## THE PROBLEM
Write out the data word for word and omit every picture.

-- Opening Marker --

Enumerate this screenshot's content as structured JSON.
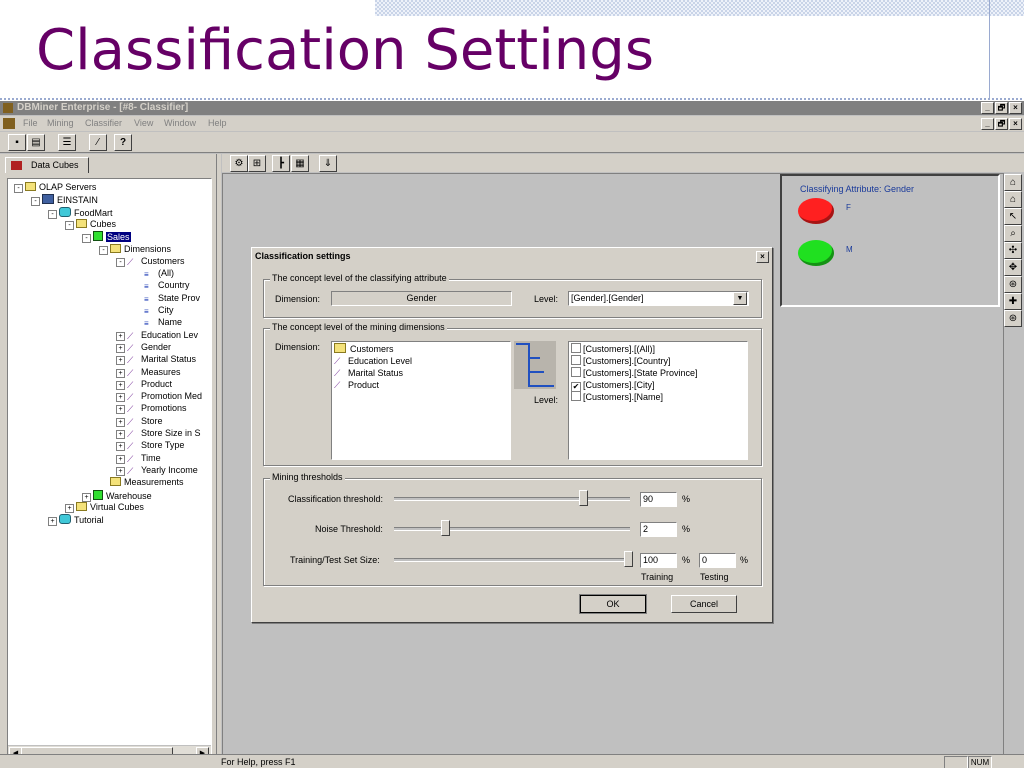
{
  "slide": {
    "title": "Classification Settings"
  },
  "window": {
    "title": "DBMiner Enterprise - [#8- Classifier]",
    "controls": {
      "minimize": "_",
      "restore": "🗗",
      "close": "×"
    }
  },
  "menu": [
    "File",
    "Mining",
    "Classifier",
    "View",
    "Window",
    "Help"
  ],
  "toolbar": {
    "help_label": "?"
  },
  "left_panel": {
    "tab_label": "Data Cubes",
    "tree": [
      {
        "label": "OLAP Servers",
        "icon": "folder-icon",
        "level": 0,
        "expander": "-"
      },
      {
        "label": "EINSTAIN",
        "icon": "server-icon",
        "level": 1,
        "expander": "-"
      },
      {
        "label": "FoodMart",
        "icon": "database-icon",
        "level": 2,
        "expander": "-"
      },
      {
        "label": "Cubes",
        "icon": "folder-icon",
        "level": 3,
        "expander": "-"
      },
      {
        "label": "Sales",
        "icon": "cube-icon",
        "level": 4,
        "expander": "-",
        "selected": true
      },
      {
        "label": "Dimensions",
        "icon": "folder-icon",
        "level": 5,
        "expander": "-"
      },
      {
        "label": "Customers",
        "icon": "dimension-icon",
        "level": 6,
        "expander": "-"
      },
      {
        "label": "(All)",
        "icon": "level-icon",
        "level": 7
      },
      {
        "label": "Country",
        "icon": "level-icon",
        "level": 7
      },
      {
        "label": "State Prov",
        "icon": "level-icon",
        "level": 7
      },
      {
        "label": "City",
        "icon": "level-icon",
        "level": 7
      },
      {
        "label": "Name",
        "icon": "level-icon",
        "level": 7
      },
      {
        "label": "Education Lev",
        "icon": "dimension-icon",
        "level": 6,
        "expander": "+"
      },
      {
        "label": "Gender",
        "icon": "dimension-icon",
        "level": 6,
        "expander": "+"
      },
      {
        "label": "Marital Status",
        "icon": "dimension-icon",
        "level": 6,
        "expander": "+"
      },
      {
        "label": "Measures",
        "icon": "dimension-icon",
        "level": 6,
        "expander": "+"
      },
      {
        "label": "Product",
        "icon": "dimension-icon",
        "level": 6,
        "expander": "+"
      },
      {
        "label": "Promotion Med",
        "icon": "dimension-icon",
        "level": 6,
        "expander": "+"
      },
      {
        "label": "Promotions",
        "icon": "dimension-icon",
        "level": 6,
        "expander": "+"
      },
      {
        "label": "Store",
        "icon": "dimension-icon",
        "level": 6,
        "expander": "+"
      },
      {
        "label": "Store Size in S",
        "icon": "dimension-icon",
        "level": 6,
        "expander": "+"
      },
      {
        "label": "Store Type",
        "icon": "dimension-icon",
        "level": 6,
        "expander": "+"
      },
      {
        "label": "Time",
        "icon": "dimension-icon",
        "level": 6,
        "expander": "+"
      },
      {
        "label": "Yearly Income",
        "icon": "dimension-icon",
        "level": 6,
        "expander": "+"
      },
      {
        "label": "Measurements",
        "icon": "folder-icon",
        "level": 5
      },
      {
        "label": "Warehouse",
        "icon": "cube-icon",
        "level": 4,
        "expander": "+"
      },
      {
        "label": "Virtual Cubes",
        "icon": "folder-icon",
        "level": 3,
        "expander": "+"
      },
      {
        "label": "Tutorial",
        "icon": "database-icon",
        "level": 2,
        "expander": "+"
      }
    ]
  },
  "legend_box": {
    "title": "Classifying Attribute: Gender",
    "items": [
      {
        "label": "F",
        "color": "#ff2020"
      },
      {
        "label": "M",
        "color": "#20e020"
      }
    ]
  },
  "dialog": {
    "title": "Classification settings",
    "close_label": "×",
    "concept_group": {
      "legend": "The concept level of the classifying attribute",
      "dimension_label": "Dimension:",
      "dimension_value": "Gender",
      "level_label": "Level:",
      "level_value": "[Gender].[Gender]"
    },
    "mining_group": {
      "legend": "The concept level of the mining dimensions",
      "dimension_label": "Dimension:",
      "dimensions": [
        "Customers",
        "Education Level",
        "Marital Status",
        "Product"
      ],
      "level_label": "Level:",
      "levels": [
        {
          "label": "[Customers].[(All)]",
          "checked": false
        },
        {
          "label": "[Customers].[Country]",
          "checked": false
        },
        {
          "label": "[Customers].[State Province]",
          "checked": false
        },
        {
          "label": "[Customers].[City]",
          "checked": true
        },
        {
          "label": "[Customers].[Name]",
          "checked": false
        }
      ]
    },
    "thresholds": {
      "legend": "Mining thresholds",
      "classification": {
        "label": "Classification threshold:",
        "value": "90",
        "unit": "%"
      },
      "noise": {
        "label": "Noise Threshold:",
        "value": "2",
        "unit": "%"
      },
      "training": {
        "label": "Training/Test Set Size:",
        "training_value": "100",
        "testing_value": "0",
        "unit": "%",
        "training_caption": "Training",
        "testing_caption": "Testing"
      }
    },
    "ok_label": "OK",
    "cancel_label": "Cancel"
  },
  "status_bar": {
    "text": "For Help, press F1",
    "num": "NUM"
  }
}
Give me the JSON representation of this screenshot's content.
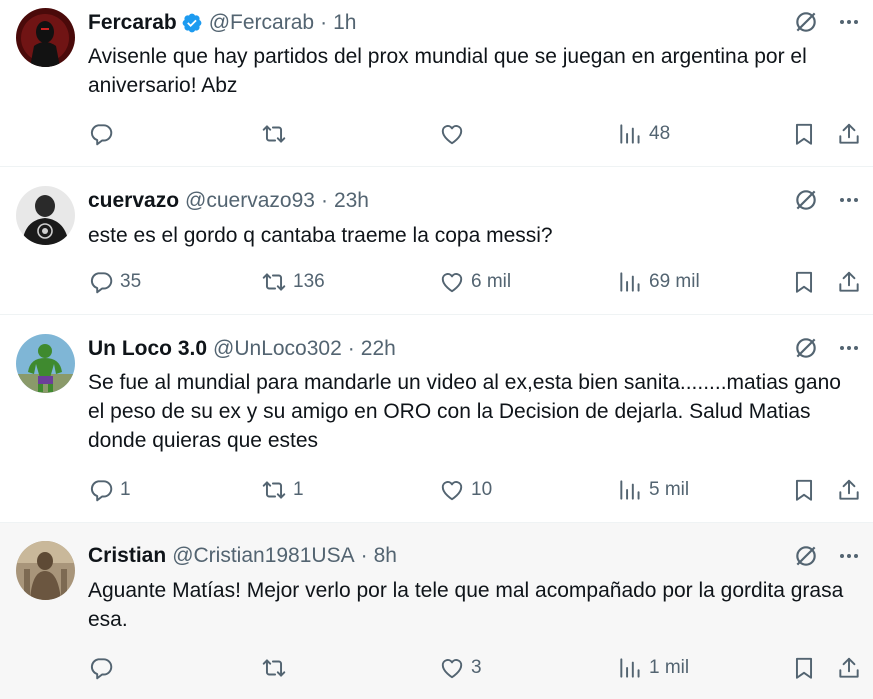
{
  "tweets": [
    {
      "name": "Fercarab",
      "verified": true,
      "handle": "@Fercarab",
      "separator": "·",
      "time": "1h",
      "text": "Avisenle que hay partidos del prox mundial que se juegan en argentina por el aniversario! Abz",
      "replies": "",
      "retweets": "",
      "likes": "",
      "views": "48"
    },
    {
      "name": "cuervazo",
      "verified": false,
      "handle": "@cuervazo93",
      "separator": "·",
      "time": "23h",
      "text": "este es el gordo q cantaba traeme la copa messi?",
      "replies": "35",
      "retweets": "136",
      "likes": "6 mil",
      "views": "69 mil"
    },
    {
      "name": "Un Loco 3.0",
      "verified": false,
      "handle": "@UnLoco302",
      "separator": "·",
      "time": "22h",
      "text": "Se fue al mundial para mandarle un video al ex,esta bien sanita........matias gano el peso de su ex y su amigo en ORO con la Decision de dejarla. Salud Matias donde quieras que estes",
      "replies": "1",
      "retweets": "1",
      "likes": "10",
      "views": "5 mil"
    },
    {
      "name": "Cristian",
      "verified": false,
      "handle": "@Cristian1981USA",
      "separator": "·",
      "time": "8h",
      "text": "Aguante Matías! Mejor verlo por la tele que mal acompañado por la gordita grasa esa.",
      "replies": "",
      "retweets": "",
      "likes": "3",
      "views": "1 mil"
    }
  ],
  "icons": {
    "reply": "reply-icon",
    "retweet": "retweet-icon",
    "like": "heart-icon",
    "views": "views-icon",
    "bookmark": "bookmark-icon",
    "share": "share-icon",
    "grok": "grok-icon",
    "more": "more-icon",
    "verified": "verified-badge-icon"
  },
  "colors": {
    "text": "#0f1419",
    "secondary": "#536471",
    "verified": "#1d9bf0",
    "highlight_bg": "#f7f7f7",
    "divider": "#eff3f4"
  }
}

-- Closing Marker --

## SOLUTION FOR THIS PROBLEM
Enumerate this screenshot's content as structured JSON.
{
  "slide": {
    "title": "Classification Settings"
  },
  "window": {
    "title": "DBMiner Enterprise - [#8- Classifier]",
    "controls": {
      "minimize": "_",
      "restore": "🗗",
      "close": "×"
    }
  },
  "menu": [
    "File",
    "Mining",
    "Classifier",
    "View",
    "Window",
    "Help"
  ],
  "toolbar": {
    "help_label": "?"
  },
  "left_panel": {
    "tab_label": "Data Cubes",
    "tree": [
      {
        "label": "OLAP Servers",
        "icon": "folder-icon",
        "level": 0,
        "expander": "-"
      },
      {
        "label": "EINSTAIN",
        "icon": "server-icon",
        "level": 1,
        "expander": "-"
      },
      {
        "label": "FoodMart",
        "icon": "database-icon",
        "level": 2,
        "expander": "-"
      },
      {
        "label": "Cubes",
        "icon": "folder-icon",
        "level": 3,
        "expander": "-"
      },
      {
        "label": "Sales",
        "icon": "cube-icon",
        "level": 4,
        "expander": "-",
        "selected": true
      },
      {
        "label": "Dimensions",
        "icon": "folder-icon",
        "level": 5,
        "expander": "-"
      },
      {
        "label": "Customers",
        "icon": "dimension-icon",
        "level": 6,
        "expander": "-"
      },
      {
        "label": "(All)",
        "icon": "level-icon",
        "level": 7
      },
      {
        "label": "Country",
        "icon": "level-icon",
        "level": 7
      },
      {
        "label": "State Prov",
        "icon": "level-icon",
        "level": 7
      },
      {
        "label": "City",
        "icon": "level-icon",
        "level": 7
      },
      {
        "label": "Name",
        "icon": "level-icon",
        "level": 7
      },
      {
        "label": "Education Lev",
        "icon": "dimension-icon",
        "level": 6,
        "expander": "+"
      },
      {
        "label": "Gender",
        "icon": "dimension-icon",
        "level": 6,
        "expander": "+"
      },
      {
        "label": "Marital Status",
        "icon": "dimension-icon",
        "level": 6,
        "expander": "+"
      },
      {
        "label": "Measures",
        "icon": "dimension-icon",
        "level": 6,
        "expander": "+"
      },
      {
        "label": "Product",
        "icon": "dimension-icon",
        "level": 6,
        "expander": "+"
      },
      {
        "label": "Promotion Med",
        "icon": "dimension-icon",
        "level": 6,
        "expander": "+"
      },
      {
        "label": "Promotions",
        "icon": "dimension-icon",
        "level": 6,
        "expander": "+"
      },
      {
        "label": "Store",
        "icon": "dimension-icon",
        "level": 6,
        "expander": "+"
      },
      {
        "label": "Store Size in S",
        "icon": "dimension-icon",
        "level": 6,
        "expander": "+"
      },
      {
        "label": "Store Type",
        "icon": "dimension-icon",
        "level": 6,
        "expander": "+"
      },
      {
        "label": "Time",
        "icon": "dimension-icon",
        "level": 6,
        "expander": "+"
      },
      {
        "label": "Yearly Income",
        "icon": "dimension-icon",
        "level": 6,
        "expander": "+"
      },
      {
        "label": "Measurements",
        "icon": "folder-icon",
        "level": 5
      },
      {
        "label": "Warehouse",
        "icon": "cube-icon",
        "level": 4,
        "expander": "+"
      },
      {
        "label": "Virtual Cubes",
        "icon": "folder-icon",
        "level": 3,
        "expander": "+"
      },
      {
        "label": "Tutorial",
        "icon": "database-icon",
        "level": 2,
        "expander": "+"
      }
    ]
  },
  "legend_box": {
    "title": "Classifying Attribute: Gender",
    "items": [
      {
        "label": "F",
        "color": "#ff2020"
      },
      {
        "label": "M",
        "color": "#20e020"
      }
    ]
  },
  "dialog": {
    "title": "Classification settings",
    "close_label": "×",
    "concept_group": {
      "legend": "The concept level of the classifying attribute",
      "dimension_label": "Dimension:",
      "dimension_value": "Gender",
      "level_label": "Level:",
      "level_value": "[Gender].[Gender]"
    },
    "mining_group": {
      "legend": "The concept level of the mining dimensions",
      "dimension_label": "Dimension:",
      "dimensions": [
        "Customers",
        "Education Level",
        "Marital Status",
        "Product"
      ],
      "level_label": "Level:",
      "levels": [
        {
          "label": "[Customers].[(All)]",
          "checked": false
        },
        {
          "label": "[Customers].[Country]",
          "checked": false
        },
        {
          "label": "[Customers].[State Province]",
          "checked": false
        },
        {
          "label": "[Customers].[City]",
          "checked": true
        },
        {
          "label": "[Customers].[Name]",
          "checked": false
        }
      ]
    },
    "thresholds": {
      "legend": "Mining thresholds",
      "classification": {
        "label": "Classification threshold:",
        "value": "90",
        "unit": "%"
      },
      "noise": {
        "label": "Noise Threshold:",
        "value": "2",
        "unit": "%"
      },
      "training": {
        "label": "Training/Test Set Size:",
        "training_value": "100",
        "testing_value": "0",
        "unit": "%",
        "training_caption": "Training",
        "testing_caption": "Testing"
      }
    },
    "ok_label": "OK",
    "cancel_label": "Cancel"
  },
  "status_bar": {
    "text": "For Help, press F1",
    "num": "NUM"
  }
}
Give me the JSON representation of this screenshot's content.
{
  "tweets": [
    {
      "name": "Fercarab",
      "verified": true,
      "handle": "@Fercarab",
      "separator": "·",
      "time": "1h",
      "text": "Avisenle que hay partidos del prox mundial que se juegan en argentina por el aniversario! Abz",
      "replies": "",
      "retweets": "",
      "likes": "",
      "views": "48"
    },
    {
      "name": "cuervazo",
      "verified": false,
      "handle": "@cuervazo93",
      "separator": "·",
      "time": "23h",
      "text": "este es el gordo q cantaba traeme la copa messi?",
      "replies": "35",
      "retweets": "136",
      "likes": "6 mil",
      "views": "69 mil"
    },
    {
      "name": "Un Loco 3.0",
      "verified": false,
      "handle": "@UnLoco302",
      "separator": "·",
      "time": "22h",
      "text": "Se fue al mundial para mandarle un video al ex,esta bien sanita........matias gano el peso de su ex y su amigo en ORO con la Decision de dejarla. Salud Matias donde quieras que estes",
      "replies": "1",
      "retweets": "1",
      "likes": "10",
      "views": "5 mil"
    },
    {
      "name": "Cristian",
      "verified": false,
      "handle": "@Cristian1981USA",
      "separator": "·",
      "time": "8h",
      "text": "Aguante Matías! Mejor verlo por la tele que mal acompañado por la gordita grasa esa.",
      "replies": "",
      "retweets": "",
      "likes": "3",
      "views": "1 mil"
    }
  ],
  "icons": {
    "reply": "reply-icon",
    "retweet": "retweet-icon",
    "like": "heart-icon",
    "views": "views-icon",
    "bookmark": "bookmark-icon",
    "share": "share-icon",
    "grok": "grok-icon",
    "more": "more-icon",
    "verified": "verified-badge-icon"
  },
  "colors": {
    "text": "#0f1419",
    "secondary": "#536471",
    "verified": "#1d9bf0",
    "highlight_bg": "#f7f7f7",
    "divider": "#eff3f4"
  }
}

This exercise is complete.